By Paul Orselli
The City Museum in St. Louis meets my criteria for a “museum worth a special trip.”
Clustered inside, outside, and around a hulking industrial building that was once a shoe factory, visitors to The City Museum will find interesting (and sometimes slightly scary, if not outright dangerous) things around every corner.
You immediately get a sense of the place as you approach the tall brick structure — as you look up you see half of a full-size school bus sticking off the roof of the building. Immediately your mind begins to race with questions: How did that bus get up there? Why did somebody put a bus up there? Who in the world would put a bus up there?
Similar questions will occur to you as you slide down a giant slide, see a man operating a shoelace-making machine, or investigate exhibitions about such unlikely subjects as toasters or door knockers!
The driving force behind The City Museum was Bob Cassilly, a classically trained sculptor. (Ironically, Mr. Cassilly died when a piece of earth moving equipment turned over on him while he was working on a separate artistic park project.) The City Museum itself opened in 1997 to incredible acclaim and has kept up its amazing growth by adding new exhibits and attractions.

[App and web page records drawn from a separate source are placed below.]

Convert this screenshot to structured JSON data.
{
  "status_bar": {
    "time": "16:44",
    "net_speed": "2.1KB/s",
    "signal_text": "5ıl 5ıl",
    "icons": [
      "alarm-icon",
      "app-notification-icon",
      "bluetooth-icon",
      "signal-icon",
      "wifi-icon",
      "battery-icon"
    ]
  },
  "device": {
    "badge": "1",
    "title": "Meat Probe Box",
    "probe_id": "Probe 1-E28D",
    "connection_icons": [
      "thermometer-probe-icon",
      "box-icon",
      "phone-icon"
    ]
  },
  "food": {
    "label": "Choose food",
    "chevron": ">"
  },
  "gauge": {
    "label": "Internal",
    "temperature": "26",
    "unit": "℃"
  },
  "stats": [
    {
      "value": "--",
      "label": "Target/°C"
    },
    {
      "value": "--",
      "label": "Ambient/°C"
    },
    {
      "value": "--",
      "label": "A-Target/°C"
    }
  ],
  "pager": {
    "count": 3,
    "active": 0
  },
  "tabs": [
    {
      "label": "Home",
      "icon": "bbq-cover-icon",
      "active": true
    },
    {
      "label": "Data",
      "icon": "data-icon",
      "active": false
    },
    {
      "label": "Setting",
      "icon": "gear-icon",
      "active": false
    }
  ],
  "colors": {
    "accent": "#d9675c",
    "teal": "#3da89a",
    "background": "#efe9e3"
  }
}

One of the things I like best about The City Museum is the idiosyncratic artistic visions that are allowed to run wild alongside an inherent trust in the intelligence of its visitors. Many things are built and happen at the Museum that other institutions are too timid to try like multi-storey outdoor climbing structures made of steel and rebar that include a real(!) jet fighter body, or slightly dark and scary tunnels under fanciful aquaria covered with award-winning tile mosaics, or a giant industrial bucket (nicknamed “The Puking Pig”) that fills with water and regularly dumps hundreds (thousands?) of gallons of water down a huge trough over and over.
It all sounds a bit like a fun house or a dream rather than a museum, doesn’t it? What about exhibits you might ask? Well The City Museum also has those in spades! Serious and sober exhibitions about architecture or the aforementioned display of toasters are spread around the floors of the old factory. In fact, on my first visit to The City Museum I was charmed by the exhibition on the history of toasters
and its interesting admixture of elements.
For history/technology/industrial design buffs there are chronologically arranged displays of toasters that help give one the sense of this ubiquitous appliance. For breakfast food buffs, there is the wonderful addition of a volunteer surrounded by working toasters and a big loaf of bread, offering to make you a piece of toast. Because of this, even before you see the exhibition entrance you keep thinking, “Is that toast I smell?”
So pack your bags for St. Louis! After you see the giant Gateway Arch, point your feet in the direction of The City Museum.
About the author:
For over 30 years, Paul Orselli has worked to create inventive and playful museums and exhibits. He is now the President and Chief Instigator at POW! (Paul Orselli Workshop, Inc.) an exhibit design and development corporation that he founded.
Paul has consulted on museum projects throughout North America, Europe, and the Middle East. His clients include such notable organizations as the New York Hall of Science, the Exploratorium, the National Science Foundation, and Science Projects in London. He has taught and lectured at universities on museum topics and has presented at professional conferences throughout North America and Europe.
Paul has also been the editor and originator of the three best-selling Cheapbooks, published by ASTC, and has served on the board of NAME (National Association for Museum Exhibition). He lives on Long Island with his wife and “in-house exhibit testing crew” of four children.